Director Richard Donner has passed at the age of 91.
Donner has directed and produced a tremendous number of films that impacted my generation, from The Omen to Lethal Weapon to Scrooged to Goonies to, of course, Superman: The Movie.
Of course, closest to our hearts here is and will be Superman: The Movie, one of my first movie memories, and - curiously - the movie that has perhaps had the most impact on my life of any film. And I can name a handful of people who can say the same. While film is a massively collaborative medium, and here at the Signal Watch we only pay attention to auteur theory in certain cases, it was Donner who shepherded that movie and vision of Superman as a friend, a pal, a genuinely good person here to assist us, to the big screen - and in the period of cinema that was perhaps more genuinely and honestly cynical than the market-driven edginess of today. The Salkinds bank-rolled the thing and Reeve and Kidder were themselves, but Donner's the guy who brought it together and put it on the screen.

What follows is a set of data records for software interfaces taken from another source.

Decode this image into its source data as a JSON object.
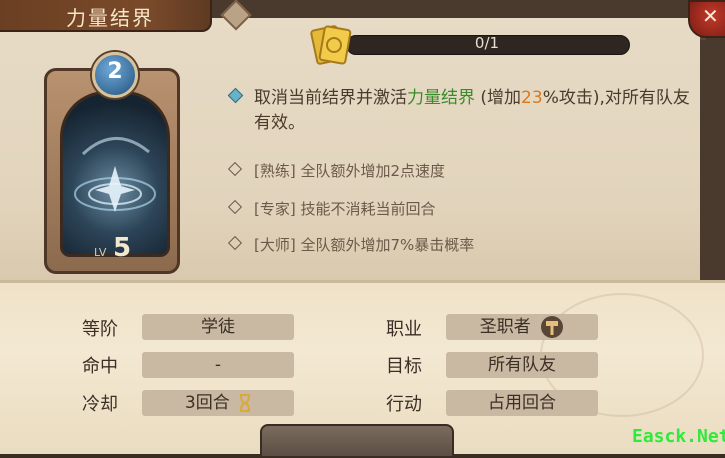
{
  "header": {
    "title": "力量结界"
  },
  "progress": {
    "text": "0/1",
    "fraction": 0
  },
  "card": {
    "level_badge": "2",
    "lv_label": "LV",
    "lv_value": "5"
  },
  "description": {
    "part1": "取消当前结界并激活",
    "highlight": "力量结界",
    "part2": " (增加",
    "percent": "23",
    "part3": "%攻击),对所有队友有效。"
  },
  "upgrades": [
    "[熟练] 全队额外增加2点速度",
    "[专家] 技能不消耗当前回合",
    "[大师] 全队额外增加7%暴击概率"
  ],
  "stats": {
    "rank_label": "等阶",
    "rank_value": "学徒",
    "hit_label": "命中",
    "hit_value": "-",
    "cooldown_label": "冷却",
    "cooldown_value": "3回合",
    "class_label": "职业",
    "class_value": "圣职者",
    "target_label": "目标",
    "target_value": "所有队友",
    "action_label": "行动",
    "action_value": "占用回合"
  },
  "close_icon": "close-icon",
  "watermark": "Easck.Net",
  "colors": {
    "highlight_green": "#3c8a2c",
    "highlight_orange": "#d9781e",
    "progress_track": "#2d2621"
  }
}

Wardrobe may become outdated, a few cultural touchstones no longer work, but I can tell you... I've sat in more than a half-dozen theaters as an adult watching Superman unspool before always very mixed audiences (the matinees are always best attended and most fun), and this film still works, full stop. People laugh, they cheer, they ooh and aah at this movie. And they absolutely, totally buy into the idea of Superman, himself.
Donner gets left out of the USC-explosion conversation and the new wave of Hollywood blockbusters. He's older than Spielberg and Lucas, maybe didn't get the press and adulation they did, but he kept a hand in film and television straight through today, moving on from direction when so many of his contemporaries faded. He hadn't directed in some time, working as a producer, but he had a head for story and character and how they intermingled that's undeniable, and necessary to make a film that has a chance of working. I mean - go look at what Donner did with Scrooged some time. That's a remarkable movie and lives on in the cinema landscape in a way dozens of other 80's comedies and endless Christmas Carol adaptations haven't managed to accomplish.
And, of course, he was great in interviews - a sort of chummy, baritone-voiced fellow who made it sound like work he was delighted to do. Maybe not delving into a lot of discussion of art and artistry, but what would make a film actually work.
I will surely miss knowing he's out there, but he left a terrific legacy. Here's to one of the greats. Godspeed.